Obama hints at NATO membership for Ukraine, urges military support
Barack Obama says the “door to NATO membership will remain open” for new members, while also urging the organization to help strengthen Ukraine’s military. Germany has promised to send non-lethal aid, such as bullet proof vests and medical supplies.
Speaking in Estonia, Obama did not explicitly point to Ukraine when referring to expanding NATO membership to other nations. However, the underlying message was clear for all to see, as he accused Russia of a “brazen assault” on Ukraine.
"And we must reaffirm the principle that has always guided our alliance, for countries that meet our standards and that can make meaningful contributions to allied security, the door to NATO membership will remain open," the US President said, after meeting the leaders of Estonia, Latvia and Lithuania, who are all NATO members, Reuters reported.
Obama’s comments came after Ukrainian Prime Minister Arseny Yatsenyuk said he wanted his country to join the North Atlantic Treaty Organization saying, "Russia is a terrorist state, it is an aggressor state and will bear responsibility under international law."

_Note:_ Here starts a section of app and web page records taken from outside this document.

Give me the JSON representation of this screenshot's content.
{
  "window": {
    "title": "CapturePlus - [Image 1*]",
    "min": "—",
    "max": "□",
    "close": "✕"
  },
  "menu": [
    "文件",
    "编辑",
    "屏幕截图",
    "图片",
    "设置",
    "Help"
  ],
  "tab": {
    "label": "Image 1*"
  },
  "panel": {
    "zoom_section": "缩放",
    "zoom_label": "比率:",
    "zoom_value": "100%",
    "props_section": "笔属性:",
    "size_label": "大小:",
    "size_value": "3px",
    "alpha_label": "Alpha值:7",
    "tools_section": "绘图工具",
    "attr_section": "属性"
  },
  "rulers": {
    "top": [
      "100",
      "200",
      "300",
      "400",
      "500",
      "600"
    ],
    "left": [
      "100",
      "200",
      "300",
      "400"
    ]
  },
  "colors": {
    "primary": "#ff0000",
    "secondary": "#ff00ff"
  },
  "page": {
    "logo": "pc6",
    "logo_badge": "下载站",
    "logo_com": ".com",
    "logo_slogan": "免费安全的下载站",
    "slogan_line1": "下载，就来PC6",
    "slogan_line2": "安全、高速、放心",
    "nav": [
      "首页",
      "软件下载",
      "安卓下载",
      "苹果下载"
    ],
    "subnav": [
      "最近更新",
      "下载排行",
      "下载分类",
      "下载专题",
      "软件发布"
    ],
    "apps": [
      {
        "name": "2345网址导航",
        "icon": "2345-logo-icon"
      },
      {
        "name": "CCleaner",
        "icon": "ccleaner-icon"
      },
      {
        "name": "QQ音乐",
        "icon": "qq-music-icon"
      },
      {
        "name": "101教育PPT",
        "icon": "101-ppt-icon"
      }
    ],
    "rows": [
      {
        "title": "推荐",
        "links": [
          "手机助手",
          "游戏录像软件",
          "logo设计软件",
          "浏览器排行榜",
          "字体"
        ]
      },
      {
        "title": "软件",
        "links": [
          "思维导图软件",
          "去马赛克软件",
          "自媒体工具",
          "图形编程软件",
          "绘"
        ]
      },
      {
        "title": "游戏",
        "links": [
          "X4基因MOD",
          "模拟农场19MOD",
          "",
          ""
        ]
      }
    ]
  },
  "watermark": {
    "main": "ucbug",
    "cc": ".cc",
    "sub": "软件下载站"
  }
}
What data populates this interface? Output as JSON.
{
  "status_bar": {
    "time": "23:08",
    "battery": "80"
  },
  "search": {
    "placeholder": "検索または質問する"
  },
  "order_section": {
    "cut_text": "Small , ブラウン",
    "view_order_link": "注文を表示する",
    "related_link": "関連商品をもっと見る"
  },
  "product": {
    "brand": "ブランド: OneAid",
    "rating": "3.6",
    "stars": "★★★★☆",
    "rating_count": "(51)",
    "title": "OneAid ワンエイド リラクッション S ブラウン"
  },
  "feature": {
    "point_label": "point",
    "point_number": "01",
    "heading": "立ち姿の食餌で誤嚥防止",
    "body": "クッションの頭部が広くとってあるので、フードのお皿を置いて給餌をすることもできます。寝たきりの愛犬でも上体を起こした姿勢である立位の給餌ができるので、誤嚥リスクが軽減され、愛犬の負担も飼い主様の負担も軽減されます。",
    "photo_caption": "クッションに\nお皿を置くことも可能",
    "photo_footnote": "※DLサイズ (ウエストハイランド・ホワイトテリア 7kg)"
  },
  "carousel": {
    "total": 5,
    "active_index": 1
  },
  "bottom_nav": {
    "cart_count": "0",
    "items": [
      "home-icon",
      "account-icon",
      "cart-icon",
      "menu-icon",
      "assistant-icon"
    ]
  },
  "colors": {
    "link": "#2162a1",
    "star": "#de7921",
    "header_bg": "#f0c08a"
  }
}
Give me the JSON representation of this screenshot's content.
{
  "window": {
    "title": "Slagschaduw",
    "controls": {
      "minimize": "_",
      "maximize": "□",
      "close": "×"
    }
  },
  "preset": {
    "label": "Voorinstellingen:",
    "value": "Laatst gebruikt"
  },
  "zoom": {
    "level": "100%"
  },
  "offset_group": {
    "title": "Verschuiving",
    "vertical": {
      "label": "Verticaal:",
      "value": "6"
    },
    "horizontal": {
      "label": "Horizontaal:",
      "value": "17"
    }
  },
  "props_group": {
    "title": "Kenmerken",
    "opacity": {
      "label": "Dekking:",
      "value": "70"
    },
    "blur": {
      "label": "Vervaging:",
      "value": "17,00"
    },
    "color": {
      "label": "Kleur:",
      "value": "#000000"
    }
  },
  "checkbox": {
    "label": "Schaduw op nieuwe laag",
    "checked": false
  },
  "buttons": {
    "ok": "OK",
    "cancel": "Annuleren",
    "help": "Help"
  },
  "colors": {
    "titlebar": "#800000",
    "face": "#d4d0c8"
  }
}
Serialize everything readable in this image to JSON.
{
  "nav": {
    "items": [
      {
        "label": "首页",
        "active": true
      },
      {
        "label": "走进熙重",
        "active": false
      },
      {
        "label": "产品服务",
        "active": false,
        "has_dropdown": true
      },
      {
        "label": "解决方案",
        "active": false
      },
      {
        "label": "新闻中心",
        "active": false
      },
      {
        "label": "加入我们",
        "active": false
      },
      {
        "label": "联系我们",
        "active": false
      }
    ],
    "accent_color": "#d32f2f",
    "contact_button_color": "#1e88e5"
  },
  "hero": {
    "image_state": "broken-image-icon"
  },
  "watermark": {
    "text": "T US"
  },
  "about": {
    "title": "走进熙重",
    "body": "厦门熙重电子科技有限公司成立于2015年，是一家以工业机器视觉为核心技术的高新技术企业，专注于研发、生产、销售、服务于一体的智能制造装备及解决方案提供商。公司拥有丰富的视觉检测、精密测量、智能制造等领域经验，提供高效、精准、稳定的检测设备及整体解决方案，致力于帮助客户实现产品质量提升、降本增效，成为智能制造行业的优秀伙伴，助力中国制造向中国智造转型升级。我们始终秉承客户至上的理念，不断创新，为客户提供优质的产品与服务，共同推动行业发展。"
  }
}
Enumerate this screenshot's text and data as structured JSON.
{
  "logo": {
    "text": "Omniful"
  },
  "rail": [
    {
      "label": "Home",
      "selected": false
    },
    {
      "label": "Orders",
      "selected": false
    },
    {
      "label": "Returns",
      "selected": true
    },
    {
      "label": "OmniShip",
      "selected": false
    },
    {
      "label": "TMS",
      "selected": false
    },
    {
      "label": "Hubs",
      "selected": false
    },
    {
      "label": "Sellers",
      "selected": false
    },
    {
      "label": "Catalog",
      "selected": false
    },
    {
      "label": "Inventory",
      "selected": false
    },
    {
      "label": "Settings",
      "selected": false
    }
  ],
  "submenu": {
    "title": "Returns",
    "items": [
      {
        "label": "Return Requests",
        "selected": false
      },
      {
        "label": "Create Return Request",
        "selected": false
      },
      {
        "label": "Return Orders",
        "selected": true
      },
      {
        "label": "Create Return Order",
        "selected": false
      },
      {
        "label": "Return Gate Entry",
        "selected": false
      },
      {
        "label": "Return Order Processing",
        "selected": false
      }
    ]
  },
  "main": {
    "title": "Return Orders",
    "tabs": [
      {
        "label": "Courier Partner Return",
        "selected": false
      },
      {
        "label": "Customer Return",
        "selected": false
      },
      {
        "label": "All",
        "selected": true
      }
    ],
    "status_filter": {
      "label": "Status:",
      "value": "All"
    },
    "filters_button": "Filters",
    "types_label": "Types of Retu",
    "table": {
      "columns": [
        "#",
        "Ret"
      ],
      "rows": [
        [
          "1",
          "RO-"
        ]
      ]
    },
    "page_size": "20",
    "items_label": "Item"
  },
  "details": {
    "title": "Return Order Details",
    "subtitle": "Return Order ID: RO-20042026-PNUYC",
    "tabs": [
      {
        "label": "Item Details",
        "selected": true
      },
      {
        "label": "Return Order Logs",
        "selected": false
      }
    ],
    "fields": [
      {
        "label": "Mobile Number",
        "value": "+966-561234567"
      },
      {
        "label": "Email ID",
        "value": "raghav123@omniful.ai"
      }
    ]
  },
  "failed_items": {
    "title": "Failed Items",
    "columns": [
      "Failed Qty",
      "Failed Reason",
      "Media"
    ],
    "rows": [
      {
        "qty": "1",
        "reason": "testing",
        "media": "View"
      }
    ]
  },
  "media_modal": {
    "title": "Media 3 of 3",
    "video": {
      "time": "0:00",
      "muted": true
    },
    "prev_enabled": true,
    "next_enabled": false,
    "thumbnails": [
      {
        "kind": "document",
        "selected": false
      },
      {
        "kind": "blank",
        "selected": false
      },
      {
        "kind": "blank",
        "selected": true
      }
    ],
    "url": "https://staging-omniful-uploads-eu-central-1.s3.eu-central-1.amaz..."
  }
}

"Concerning NATO, I consider the most correct decision would be to accept Ukraine as a member of NATO," Ukraine’s prime minister added.
Under the NATO treaty, an attack on any individual NATO state would be treated as an attack on all alliance members.
In a reference that is likely to stoke tensions further with Russia, Obama said that NATO needs to give Ukraine, as well as other former Soviet states as much support as possible.
"NATO must make concrete commitments to help Ukraine modernize and strengthen its security forces. We must do more to help other NATO partners, including Georgia and Moldova, strengthen their defenses as well," he said in a speech to a packed concert hall in the Estonian capital.
On Monday NATO Secretary-General Anders Fogh Rasmussen said he expects Ukraine to abandon its non-aligned status following elections on October 26, which would leave it free to join the organization.
"I understand that the current political leadership in Kiev envisages that the new parliament after the parliamentary election in Ukraine will change the legislation on non-alliance status," Rasmussen told a press conference in Brussels.
Full NATO membership for Ukraine akin to lunacy –expert
However, not everyone believes that Ukraine’s desire to join NATO is a sound one. William Engdahl, a geopolitical expert who spoke to RT, said there is a difference of interests between President Petro Poroshenko, who has business interests in the east of Ukraine and Yatsenyuk, who has close links with Washington and the Ukrainian nationalists.
In Engdahl’s view, Yatsenyuk’s talk of full NATO membership for Ukraine is “akin to lunacy.”
His thoughts were shared by the Czech Republic Prime Minister Bohuslav Sobotka, who said at the weekend, “Ukraine is not ready for EU membership, not ready for NATO membership… Both organizations should be giving realistic hopes to Ukraine,” the politician told Czech broadcasters.
"If the Ukrainian side sees President Petro Poroshenko’s peace settlement plan as a path to successful solution to the crisis, then it cannot accompany it with ideas of Ukraine’s membership in NATO and the EU," Sobotka added, according to RIA Novosti.
Chancellor Merkel to “personally oversee” transfer of non-lethal aid to Ukraine
Meanwhile, Germany says it will send protective equipment and medical aid to the Ukrainian army, according to a government spokeswoman. She added that Chancellor Angela Merkel will “personally oversee” the transfer of 20,000 bullet-proof vests, mobile hospitals and medical supplies, according to the German news agency, DPA
"The German government has several requests to export protective gear for Ukrainian armed forces. Departments have already concluded the assessment with a positive outcome," said the spokeswoman, according to Reuters.
However, the country has ruled out sending any arms to Ukraine, with Chancellor Merkel adding there will be no military solution to the crisis.